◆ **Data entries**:
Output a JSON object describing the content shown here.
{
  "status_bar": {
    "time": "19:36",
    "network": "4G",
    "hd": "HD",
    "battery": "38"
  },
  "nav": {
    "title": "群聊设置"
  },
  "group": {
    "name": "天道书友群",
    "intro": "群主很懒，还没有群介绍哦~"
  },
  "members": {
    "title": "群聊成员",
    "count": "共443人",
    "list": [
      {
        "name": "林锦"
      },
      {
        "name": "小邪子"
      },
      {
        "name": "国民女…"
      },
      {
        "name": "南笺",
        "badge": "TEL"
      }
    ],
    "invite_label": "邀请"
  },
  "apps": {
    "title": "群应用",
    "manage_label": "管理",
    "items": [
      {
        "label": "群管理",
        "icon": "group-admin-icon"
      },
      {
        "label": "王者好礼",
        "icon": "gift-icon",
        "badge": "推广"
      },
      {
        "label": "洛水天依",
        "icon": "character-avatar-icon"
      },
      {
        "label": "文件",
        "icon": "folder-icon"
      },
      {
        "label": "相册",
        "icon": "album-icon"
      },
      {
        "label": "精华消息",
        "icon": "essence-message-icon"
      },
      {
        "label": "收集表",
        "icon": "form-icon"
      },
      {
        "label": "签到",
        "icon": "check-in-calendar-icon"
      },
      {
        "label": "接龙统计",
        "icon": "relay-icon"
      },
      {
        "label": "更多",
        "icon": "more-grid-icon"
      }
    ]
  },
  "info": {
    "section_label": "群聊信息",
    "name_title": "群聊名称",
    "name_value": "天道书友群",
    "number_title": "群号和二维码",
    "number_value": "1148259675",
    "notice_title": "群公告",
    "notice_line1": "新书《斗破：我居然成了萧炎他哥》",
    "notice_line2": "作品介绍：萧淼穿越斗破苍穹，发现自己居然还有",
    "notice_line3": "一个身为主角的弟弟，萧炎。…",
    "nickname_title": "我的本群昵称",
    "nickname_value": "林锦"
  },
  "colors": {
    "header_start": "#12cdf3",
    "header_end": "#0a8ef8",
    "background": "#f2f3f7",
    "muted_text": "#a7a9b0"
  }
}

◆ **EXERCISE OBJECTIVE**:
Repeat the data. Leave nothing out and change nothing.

◆ **WRITTEN RESPONSE**:
Output a JSON object describing the content shown here.
{
  "status_bar": {
    "time": "19:36",
    "network": "4G",
    "hd": "HD",
    "battery": "38"
  },
  "nav": {
    "title": "群聊设置"
  },
  "group": {
    "name": "天道书友群",
    "intro": "群主很懒，还没有群介绍哦~"
  },
  "members": {
    "title": "群聊成员",
    "count": "共443人",
    "list": [
      {
        "name": "林锦"
      },
      {
        "name": "小邪子"
      },
      {
        "name": "国民女…"
      },
      {
        "name": "南笺",
        "badge": "TEL"
      }
    ],
    "invite_label": "邀请"
  },
  "apps": {
    "title": "群应用",
    "manage_label": "管理",
    "items": [
      {
        "label": "群管理",
        "icon": "group-admin-icon"
      },
      {
        "label": "王者好礼",
        "icon": "gift-icon",
        "badge": "推广"
      },
      {
        "label": "洛水天依",
        "icon": "character-avatar-icon"
      },
      {
        "label": "文件",
        "icon": "folder-icon"
      },
      {
        "label": "相册",
        "icon": "album-icon"
      },
      {
        "label": "精华消息",
        "icon": "essence-message-icon"
      },
      {
        "label": "收集表",
        "icon": "form-icon"
      },
      {
        "label": "签到",
        "icon": "check-in-calendar-icon"
      },
      {
        "label": "接龙统计",
        "icon": "relay-icon"
      },
      {
        "label": "更多",
        "icon": "more-grid-icon"
      }
    ]
  },
  "info": {
    "section_label": "群聊信息",
    "name_title": "群聊名称",
    "name_value": "天道书友群",
    "number_title": "群号和二维码",
    "number_value": "1148259675",
    "notice_title": "群公告",
    "notice_line1": "新书《斗破：我居然成了萧炎他哥》",
    "notice_line2": "作品介绍：萧淼穿越斗破苍穹，发现自己居然还有",
    "notice_line3": "一个身为主角的弟弟，萧炎。…",
    "nickname_title": "我的本群昵称",
    "nickname_value": "林锦"
  },
  "colors": {
    "header_start": "#12cdf3",
    "header_end": "#0a8ef8",
    "background": "#f2f3f7",
    "muted_text": "#a7a9b0"
  }
}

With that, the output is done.